  • In non-blocking mode, an I/O operation never blocks (methods return immediately),
  • In non -blocking mode, an I/O operation may transfer fewer bytes than were requested (partial read or write) or possibly no bytes at all.
  • FileChannel does not support non-blocking file operations.
  • Non-Blocking API is not the same as asynchronous API (JSR-203 – part of JDK 1.7).

Channels that support Network I/O

A socket is conceptually an endpoint for communication between two machines. Below is a UML of the java.nio classes showing significant methods that support network I/O (excluding scattering reads and gathering writes).

Figure 4. Network Channels


A channel that can be asynchronously closed and interrupted. Only SelectableChannels can be multiplexed /managed with Selectors.

The following methods provide for the configuration and management of SelectableChannels:

  • register() creates a SelectionKey as a final product of performing the registration with a given Selector. It takes a Selector Object, interest set for Selector to monitor and an optional attachment as parameters.
  • configureBlocking() Sets the blocking mode on/off. Choose this method carefully–for all practical purposes, you only call this method once to initiate the non-blocking behavior.
  • validOps() An integer containing the operation set bitmap.
  • keyFor(Selector) Retrieves the SelectionKey representing the channel’s registration with the given selector.


  • A partial abstraction of TCP sockets
  • Contains an associated used for binding and shutdown operations.
  • Capable of connecting (using its associated, reading and writing (using ByteBuffer).
  • Extends SelectableChannel (discussed below) to support non-blocking connections so that it could be multiplexed via a Selector (discussed below).
  • Is a Select-able channel for stream-oriented connecting sockets

Creating a SocketChannel

  //open the channel to create it
SocketChannel socketChannel =;

//create and prepare a buffer for data-transfer (read and ByteBuffer buffer = ByteBuffer.allocate(1000);

//try connecting to the server
socketChannel.connect(new InetSocketAddress(host, port));

//read the response – prepare to deal with partial reads
for (;;) {
if ( < 0 && !buffer.hasRemaining())
break; // No more bytes to transfer
//process the request
buffer.compact(); // In case of partial write


  • A partial abstraction of network UDP (datagram).
  • Capable of connecting (using its associated, reading and writing (using ByteBuffer).
  • Is a Select-able channel for datagram-oriented Sockets.

Creating a DatagramChannel

  //open the channel to create it
DatagramChannel datagramChannel =;

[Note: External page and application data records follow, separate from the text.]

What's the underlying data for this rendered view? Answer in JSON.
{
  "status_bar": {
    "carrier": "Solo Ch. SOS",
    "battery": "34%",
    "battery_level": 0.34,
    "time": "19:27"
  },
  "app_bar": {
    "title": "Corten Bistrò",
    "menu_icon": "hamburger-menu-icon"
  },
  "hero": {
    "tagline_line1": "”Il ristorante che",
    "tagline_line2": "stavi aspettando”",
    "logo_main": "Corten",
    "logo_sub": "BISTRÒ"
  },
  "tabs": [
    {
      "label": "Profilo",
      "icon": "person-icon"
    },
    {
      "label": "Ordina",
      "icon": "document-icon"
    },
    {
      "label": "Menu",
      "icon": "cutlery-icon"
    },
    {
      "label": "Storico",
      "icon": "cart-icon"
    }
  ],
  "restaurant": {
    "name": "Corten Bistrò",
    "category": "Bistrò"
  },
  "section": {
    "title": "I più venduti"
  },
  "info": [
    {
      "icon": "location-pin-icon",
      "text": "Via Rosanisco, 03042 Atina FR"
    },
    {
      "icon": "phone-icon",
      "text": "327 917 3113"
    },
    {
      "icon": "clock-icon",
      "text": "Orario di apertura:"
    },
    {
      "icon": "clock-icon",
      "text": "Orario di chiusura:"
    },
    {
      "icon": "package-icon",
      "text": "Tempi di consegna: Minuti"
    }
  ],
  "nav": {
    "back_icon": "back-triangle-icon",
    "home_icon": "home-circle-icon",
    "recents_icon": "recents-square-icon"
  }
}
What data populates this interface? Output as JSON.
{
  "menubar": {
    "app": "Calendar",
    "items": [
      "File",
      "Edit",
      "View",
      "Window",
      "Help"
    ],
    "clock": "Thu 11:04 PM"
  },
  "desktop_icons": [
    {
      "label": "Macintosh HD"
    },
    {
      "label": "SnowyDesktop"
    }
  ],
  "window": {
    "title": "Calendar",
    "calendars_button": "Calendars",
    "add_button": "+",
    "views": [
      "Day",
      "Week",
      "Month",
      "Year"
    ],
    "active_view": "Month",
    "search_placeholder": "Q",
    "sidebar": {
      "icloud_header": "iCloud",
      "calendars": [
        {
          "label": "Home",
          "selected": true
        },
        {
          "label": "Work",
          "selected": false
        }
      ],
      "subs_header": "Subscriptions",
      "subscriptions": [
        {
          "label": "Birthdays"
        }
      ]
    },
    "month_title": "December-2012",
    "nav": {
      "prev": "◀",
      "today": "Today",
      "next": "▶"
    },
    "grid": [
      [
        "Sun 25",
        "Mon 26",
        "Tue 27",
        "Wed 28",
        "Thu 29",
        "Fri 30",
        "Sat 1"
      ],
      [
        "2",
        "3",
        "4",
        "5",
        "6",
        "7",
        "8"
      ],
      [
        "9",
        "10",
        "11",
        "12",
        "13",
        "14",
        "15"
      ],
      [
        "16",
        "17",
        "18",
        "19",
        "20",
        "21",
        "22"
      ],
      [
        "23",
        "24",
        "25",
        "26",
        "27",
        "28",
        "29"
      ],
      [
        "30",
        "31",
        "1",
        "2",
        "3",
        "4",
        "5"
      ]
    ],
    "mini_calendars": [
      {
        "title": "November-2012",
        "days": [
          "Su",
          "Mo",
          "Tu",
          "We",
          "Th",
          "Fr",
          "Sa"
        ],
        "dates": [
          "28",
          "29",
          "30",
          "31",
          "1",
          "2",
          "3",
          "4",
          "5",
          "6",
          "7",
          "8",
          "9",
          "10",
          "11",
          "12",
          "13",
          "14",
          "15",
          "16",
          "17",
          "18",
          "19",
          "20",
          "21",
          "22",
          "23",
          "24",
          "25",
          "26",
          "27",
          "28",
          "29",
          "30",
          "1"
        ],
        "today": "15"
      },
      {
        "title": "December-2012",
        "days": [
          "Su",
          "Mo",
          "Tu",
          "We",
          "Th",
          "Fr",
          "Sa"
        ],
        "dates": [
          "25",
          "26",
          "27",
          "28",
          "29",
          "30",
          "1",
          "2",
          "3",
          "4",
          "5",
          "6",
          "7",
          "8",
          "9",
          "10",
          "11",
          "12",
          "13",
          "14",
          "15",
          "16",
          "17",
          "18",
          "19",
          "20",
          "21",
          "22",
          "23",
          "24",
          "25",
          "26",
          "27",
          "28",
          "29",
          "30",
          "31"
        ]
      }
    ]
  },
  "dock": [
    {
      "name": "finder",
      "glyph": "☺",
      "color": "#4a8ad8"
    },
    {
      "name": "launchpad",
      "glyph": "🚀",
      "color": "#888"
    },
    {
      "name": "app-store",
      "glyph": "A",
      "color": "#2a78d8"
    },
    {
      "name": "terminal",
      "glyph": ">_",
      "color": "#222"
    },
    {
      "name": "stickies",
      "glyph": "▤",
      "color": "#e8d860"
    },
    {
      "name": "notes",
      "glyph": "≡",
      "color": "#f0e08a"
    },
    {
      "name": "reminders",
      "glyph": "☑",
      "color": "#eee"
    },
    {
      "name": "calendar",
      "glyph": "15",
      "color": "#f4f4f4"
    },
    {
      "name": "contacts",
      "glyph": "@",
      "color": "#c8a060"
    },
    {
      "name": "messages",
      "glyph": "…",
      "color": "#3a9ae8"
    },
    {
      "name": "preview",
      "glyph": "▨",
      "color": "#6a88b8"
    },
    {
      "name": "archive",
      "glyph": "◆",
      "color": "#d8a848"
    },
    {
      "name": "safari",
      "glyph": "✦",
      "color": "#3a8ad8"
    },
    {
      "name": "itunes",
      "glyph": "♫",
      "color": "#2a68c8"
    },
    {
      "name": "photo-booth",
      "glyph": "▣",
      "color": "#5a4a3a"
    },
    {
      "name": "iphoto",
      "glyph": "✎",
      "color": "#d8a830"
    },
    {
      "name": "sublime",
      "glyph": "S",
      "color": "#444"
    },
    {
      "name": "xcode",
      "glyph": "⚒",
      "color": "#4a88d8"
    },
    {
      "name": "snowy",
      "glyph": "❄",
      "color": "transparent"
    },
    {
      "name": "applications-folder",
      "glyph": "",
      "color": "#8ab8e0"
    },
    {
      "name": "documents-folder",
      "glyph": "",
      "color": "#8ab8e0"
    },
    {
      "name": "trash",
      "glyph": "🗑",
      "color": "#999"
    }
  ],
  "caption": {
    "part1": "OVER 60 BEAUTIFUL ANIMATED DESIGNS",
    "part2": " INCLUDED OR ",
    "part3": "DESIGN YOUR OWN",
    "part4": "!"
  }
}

//set the non-blocking mode on

//try connecting to the socket
datagramChannel.connect(new InetSocketAddress(host, port))


  • A partial abstraction of stream-oriented Sockets.
  • Contains an associated that could be used for binding operations.
  • ” Is a Select-able channel for stream-oriented Sockets with support for non-blocking connections so that it could be multiplexed via a Selector

Creating a non-blocking ServerSocketChannel

//open the channel first before accepting the connections
ServerSocketChannel serSocketChannel =;
//you could bind using the associated ServerSocket
serSocketChanne1.socket().bind(new InetSocketAddress(port));
//set the non-blocking mode on

Thanks for reading and stop in next week where we’ll dig deep into the new java.nio (New I/O) package.


Monitoring Direct Buffers
NIO Java Specification
Article on Concurrent processing

Get the Free Newsletter!

Subscribe to Developer Insider for top news, trends & analysis

Latest Posts

Related Stories